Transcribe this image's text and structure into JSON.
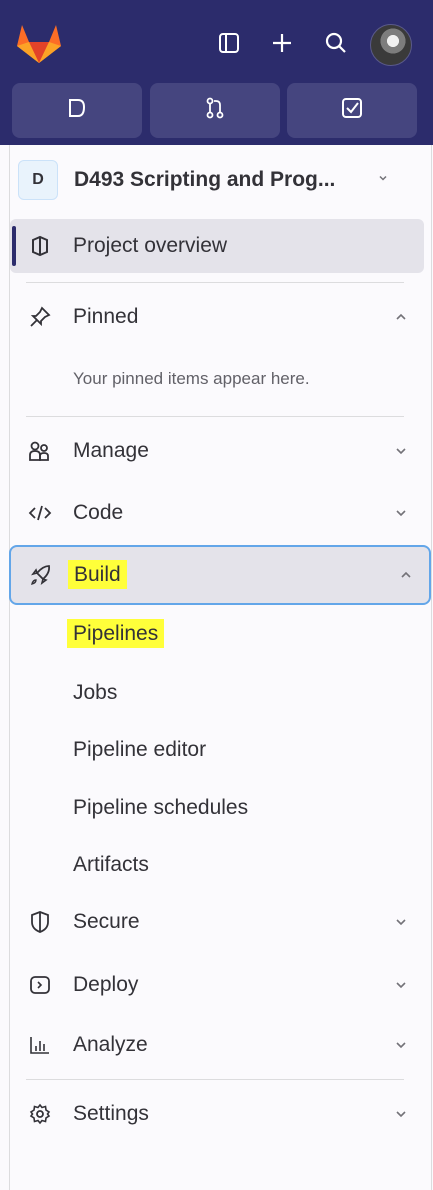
{
  "colors": {
    "topbar": "#2c2c6c",
    "button": "#45457f",
    "highlight": "#ffff3a",
    "focus_ring": "#63a6e9"
  },
  "topbar": {
    "logo": "gitlab-tanuki-logo",
    "icons": [
      "sidebar-toggle-icon",
      "plus-icon",
      "search-icon",
      "user-avatar"
    ],
    "action_buttons": [
      "issues-icon",
      "merge-requests-icon",
      "todos-icon"
    ]
  },
  "project": {
    "avatar_letter": "D",
    "name": "D493 Scripting and Prog..."
  },
  "nav": {
    "overview": "Project overview",
    "pinned": "Pinned",
    "pinned_hint": "Your pinned items appear here.",
    "manage": "Manage",
    "code": "Code",
    "build": "Build",
    "build_items": [
      "Pipelines",
      "Jobs",
      "Pipeline editor",
      "Pipeline schedules",
      "Artifacts"
    ],
    "secure": "Secure",
    "deploy": "Deploy",
    "analyze": "Analyze",
    "settings": "Settings"
  }
}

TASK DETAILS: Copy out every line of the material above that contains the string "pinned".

EXERCISE OUTPUT:
    "pinned": "Pinned",
    "pinned_hint": "Your pinned items appear here.",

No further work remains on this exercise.